Two lives of William Trevor
In Two Lives William Trevor offers two stories: Reading Turgenev and My House In Umbria. However, they are not mere stories and read like substantial novels. Both have women as central characters. Reading Turgenev features Mary Louise Dallon, an Irish Protestant whose parents support her decision to marry, though on the surface at least the match may be less than perfect. In My House in Umbria, someone calling herself Emily Delahunty recounts her proven personal story against the backdrop of totally unpredictable, life-changing events for everyone she invites into her home. In both stories, William Trevor examines a gap that could exist between lived reality, remembered reality, and imagined reality. Writers create seemingly fictional worlds that, when embraced by characters who are also fictional, come closer to the desired realities much closer than to reality itself.

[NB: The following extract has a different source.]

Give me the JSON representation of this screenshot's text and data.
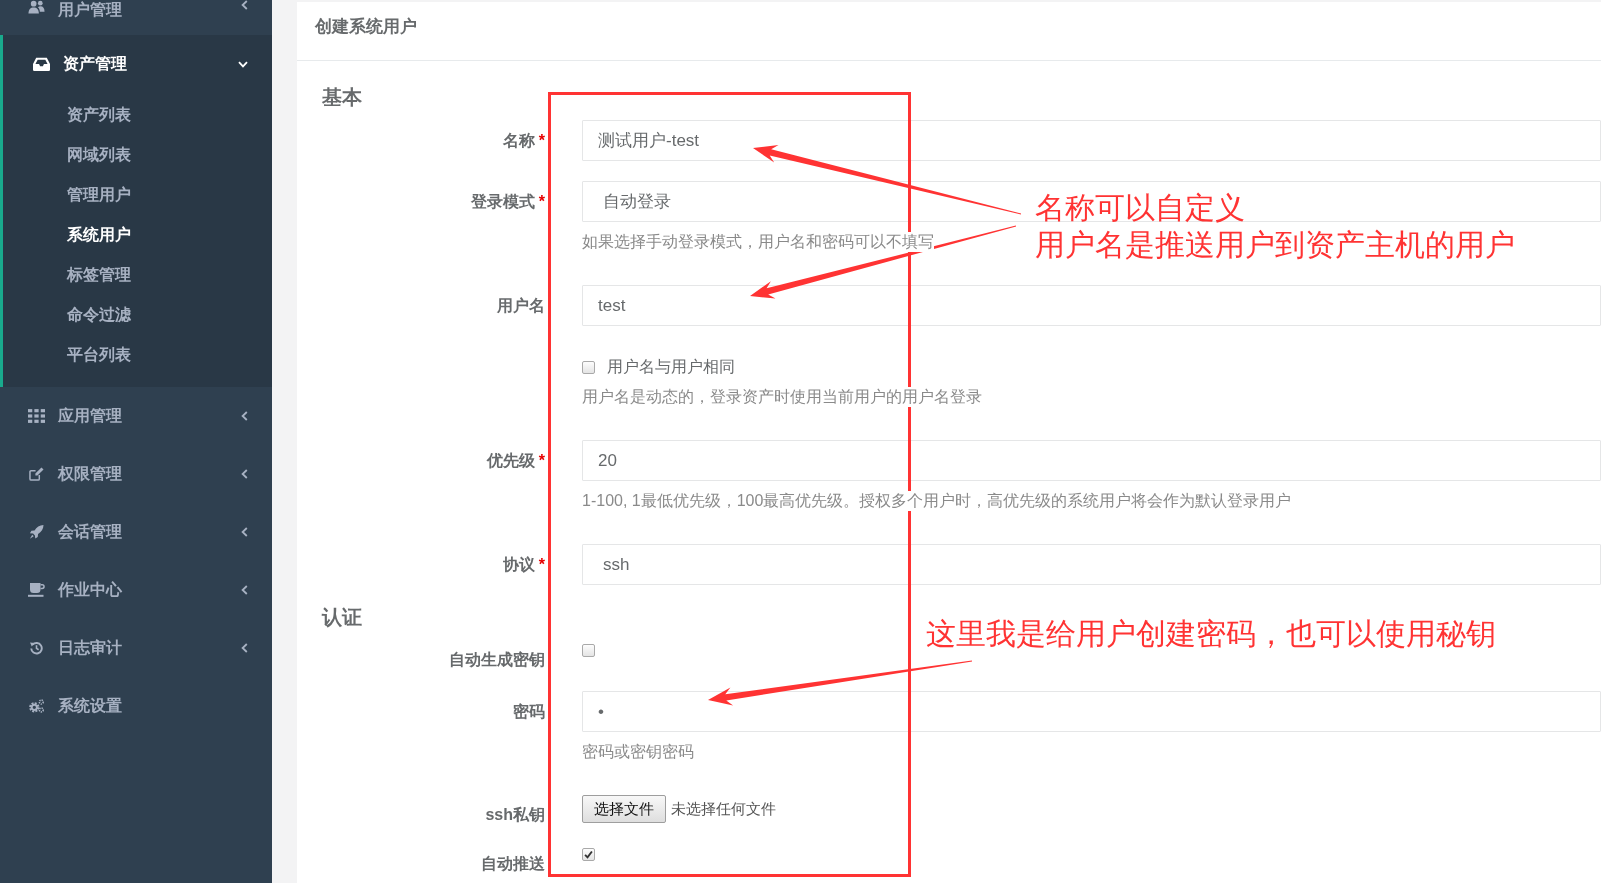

Mary Louise Dallon is a young woman in an almost frighteningly normal Irish Protestant home. There are moviegoers and suitors of various ages and types, and plays that will always be local and probably predictable. Predictable, that is, until someone does something quite unexpected. Mary Louise Dallon does the unexpected. Turgenev’s reading thus examines the consequences, predictable and not, of this deviation from the expected norm. And, of course, the Turgenev you read is itself fiction. But, for Mary Louise, her imagined world becomes perhaps more important than the strange reality that surrounds her. People who share his life ignore reality or, when he does not follow his prejudice, they recreate it almost as if it were their own fiction. The effect on Mary Louise is devastating, or perhaps the consequences were inevitable, the product of her own misinterpretations or misunderstandings of reality. As a result, Reading Turgenev becomes an almost viscerally moving experience, where actual violence is inflicted on the central character without a threatening finger being raised. Everything is done with words. And, finally, those words are themselves a fiction.
My House In Umbria features a writer known as Emily Delahunty. The name may be unlikely. Perhaps much of what she tells about herself is of the same kind. He has been here and there: Idaho, Africa, Umbria, English cities. She has suffered parental confusion and probably abuse, has been exploited in the US, and has been in business in Africa. But of course, she is also a creator of romantic fiction, perhaps sentimental. A seemingly random event provokes equally chance encounters when people who seem to need each other congregate at Emily’s house in Umbria. At all times he confuses the real facts with those of his own fiction. You cannot deny reality, but it can also be created. She is clearly presenting to others her own version of reality that is far from the framework of a confident older woman that she throws herself into. Which version of reality will elicit faith?
Throughout William Trevor’s book, the real joy is the author’s resplendent prose. Surprising. Decorate, twist, twist and celebrate. These fictional characters become completely real. Absolutely credible, despite his propensity for living in imaginary worlds. The overall concept is impressive. The detail is diabolical, the consequences of these seemingly real fictions.